• _YOUR ASSIGNMENT_
Return, from the lines below, each one that includes the word "down".

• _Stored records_
****************************************

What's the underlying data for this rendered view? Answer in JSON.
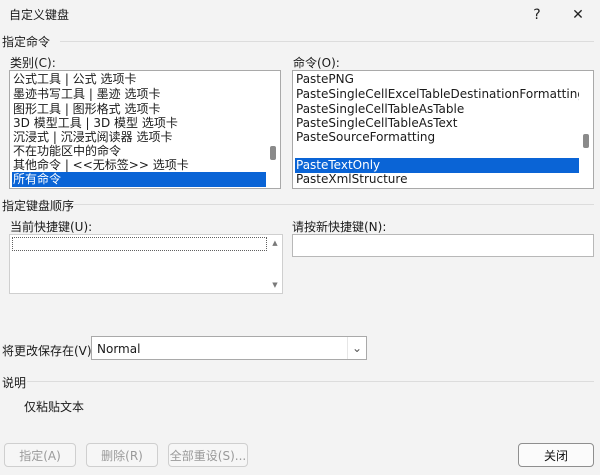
{
  "window": {
    "title": "自定义键盘",
    "help_label": "?",
    "close_label": "✕"
  },
  "sections": {
    "specify_command": "指定命令",
    "specify_sequence": "指定键盘顺序",
    "description": "说明"
  },
  "categories": {
    "label": "类别(C):",
    "items": [
      "公式工具 | 公式 选项卡",
      "墨迹书写工具 | 墨迹 选项卡",
      "图形工具 | 图形格式 选项卡",
      "3D 模型工具 | 3D 模型 选项卡",
      "沉浸式 | 沉浸式阅读器 选项卡",
      "不在功能区中的命令",
      "其他命令 | <<无标签>> 选项卡",
      "所有命令"
    ],
    "selected_index": 7
  },
  "commands": {
    "label": "命令(O):",
    "items": [
      "PastePNG",
      "PasteSingleCellExcelTableDestinationFormatting",
      "PasteSingleCellTableAsTable",
      "PasteSingleCellTableAsText",
      "PasteSourceFormatting",
      "PasteTextOnly",
      "PasteXmlStructure"
    ],
    "selected_index": 5
  },
  "current_keys": {
    "label": "当前快捷键(U):",
    "value": ""
  },
  "new_key": {
    "label": "请按新快捷键(N):",
    "value": ""
  },
  "save_in": {
    "label": "将更改保存在(V):",
    "value": "Normal"
  },
  "description_text": "仅粘贴文本",
  "buttons": {
    "assign": "指定(A)",
    "remove": "删除(R)",
    "reset_all": "全部重设(S)...",
    "close": "关闭"
  },
  "icons": [
    "help-icon",
    "close-icon",
    "scroll-up-arrow-icon",
    "scroll-down-arrow-icon",
    "chevron-down-icon"
  ],
  "colors": {
    "selection": "#0a64d6",
    "background": "#f3f3f3"
  }
}
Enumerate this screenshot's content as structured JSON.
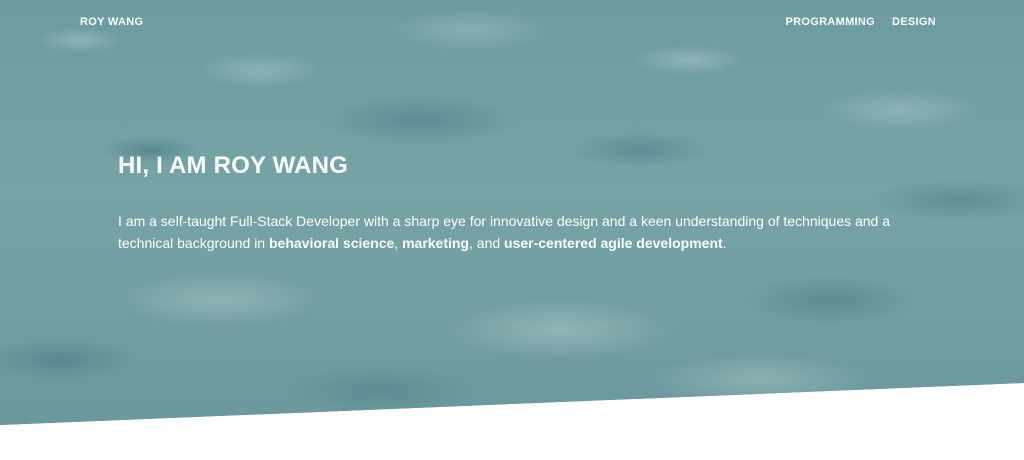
{
  "nav": {
    "logo": "ROY WANG",
    "links": [
      "PROGRAMMING",
      "DESIGN"
    ]
  },
  "hero": {
    "title": "HI, I AM ROY WANG",
    "intro": {
      "part1": "I am a self-taught Full-Stack Developer with a sharp eye for innovative design and a keen understanding of techniques and a technical background in ",
      "strong1": "behavioral science",
      "sep1": ", ",
      "strong2": "marketing",
      "sep2": ", and ",
      "strong3": "user-centered agile development",
      "end": "."
    }
  },
  "colors": {
    "hero_background": "#6f9ea1",
    "text": "#ffffff",
    "page_background": "#ffffff"
  }
}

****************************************

• _ANSWER AREA_
    "scroll-down-arrow-icon",
    "chevron-down-icon"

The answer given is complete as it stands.